[Entries taken from a collection]
▬▬▬

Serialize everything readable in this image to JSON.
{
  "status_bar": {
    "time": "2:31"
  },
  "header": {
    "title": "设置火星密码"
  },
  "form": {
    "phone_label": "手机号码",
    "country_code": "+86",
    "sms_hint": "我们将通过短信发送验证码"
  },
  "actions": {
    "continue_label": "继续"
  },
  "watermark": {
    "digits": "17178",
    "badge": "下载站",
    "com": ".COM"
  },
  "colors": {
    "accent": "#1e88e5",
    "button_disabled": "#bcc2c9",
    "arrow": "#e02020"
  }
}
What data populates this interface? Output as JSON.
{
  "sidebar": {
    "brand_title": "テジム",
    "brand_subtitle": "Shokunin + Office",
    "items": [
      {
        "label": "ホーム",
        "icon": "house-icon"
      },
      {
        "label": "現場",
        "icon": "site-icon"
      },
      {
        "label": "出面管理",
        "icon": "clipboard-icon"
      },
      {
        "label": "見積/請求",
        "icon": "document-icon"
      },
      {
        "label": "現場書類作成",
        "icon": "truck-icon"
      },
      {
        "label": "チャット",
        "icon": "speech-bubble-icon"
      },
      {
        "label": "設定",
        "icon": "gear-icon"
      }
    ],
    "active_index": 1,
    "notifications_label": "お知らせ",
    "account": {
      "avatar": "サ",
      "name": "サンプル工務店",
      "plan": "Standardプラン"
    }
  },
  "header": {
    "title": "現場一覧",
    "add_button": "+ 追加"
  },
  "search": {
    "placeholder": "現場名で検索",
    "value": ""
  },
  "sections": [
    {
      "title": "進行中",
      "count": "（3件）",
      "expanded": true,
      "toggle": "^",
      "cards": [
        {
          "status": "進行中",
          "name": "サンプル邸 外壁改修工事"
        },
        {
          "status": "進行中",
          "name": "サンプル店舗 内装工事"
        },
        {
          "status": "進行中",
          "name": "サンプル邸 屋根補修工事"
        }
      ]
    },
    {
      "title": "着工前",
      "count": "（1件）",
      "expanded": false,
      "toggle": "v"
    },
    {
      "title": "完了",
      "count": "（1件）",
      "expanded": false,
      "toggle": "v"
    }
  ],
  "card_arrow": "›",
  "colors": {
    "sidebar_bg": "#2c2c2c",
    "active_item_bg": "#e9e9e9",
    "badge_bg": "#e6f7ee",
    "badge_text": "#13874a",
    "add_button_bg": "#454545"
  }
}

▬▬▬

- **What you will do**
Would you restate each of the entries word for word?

- **Completed task**
Serialize everything readable in this image to JSON.
{
  "status_bar": {
    "time": "2:31"
  },
  "header": {
    "title": "设置火星密码"
  },
  "form": {
    "phone_label": "手机号码",
    "country_code": "+86",
    "sms_hint": "我们将通过短信发送验证码"
  },
  "actions": {
    "continue_label": "继续"
  },
  "watermark": {
    "digits": "17178",
    "badge": "下载站",
    "com": ".COM"
  },
  "colors": {
    "accent": "#1e88e5",
    "button_disabled": "#bcc2c9",
    "arrow": "#e02020"
  }
}
What data populates this interface? Output as JSON.
{
  "sidebar": {
    "brand_title": "テジム",
    "brand_subtitle": "Shokunin + Office",
    "items": [
      {
        "label": "ホーム",
        "icon": "house-icon"
      },
      {
        "label": "現場",
        "icon": "site-icon"
      },
      {
        "label": "出面管理",
        "icon": "clipboard-icon"
      },
      {
        "label": "見積/請求",
        "icon": "document-icon"
      },
      {
        "label": "現場書類作成",
        "icon": "truck-icon"
      },
      {
        "label": "チャット",
        "icon": "speech-bubble-icon"
      },
      {
        "label": "設定",
        "icon": "gear-icon"
      }
    ],
    "active_index": 1,
    "notifications_label": "お知らせ",
    "account": {
      "avatar": "サ",
      "name": "サンプル工務店",
      "plan": "Standardプラン"
    }
  },
  "header": {
    "title": "現場一覧",
    "add_button": "+ 追加"
  },
  "search": {
    "placeholder": "現場名で検索",
    "value": ""
  },
  "sections": [
    {
      "title": "進行中",
      "count": "（3件）",
      "expanded": true,
      "toggle": "^",
      "cards": [
        {
          "status": "進行中",
          "name": "サンプル邸 外壁改修工事"
        },
        {
          "status": "進行中",
          "name": "サンプル店舗 内装工事"
        },
        {
          "status": "進行中",
          "name": "サンプル邸 屋根補修工事"
        }
      ]
    },
    {
      "title": "着工前",
      "count": "（1件）",
      "expanded": false,
      "toggle": "v"
    },
    {
      "title": "完了",
      "count": "（1件）",
      "expanded": false,
      "toggle": "v"
    }
  ],
  "card_arrow": "›",
  "colors": {
    "sidebar_bg": "#2c2c2c",
    "active_item_bg": "#e9e9e9",
    "badge_bg": "#e6f7ee",
    "badge_text": "#13874a",
    "add_button_bg": "#454545"
  }
}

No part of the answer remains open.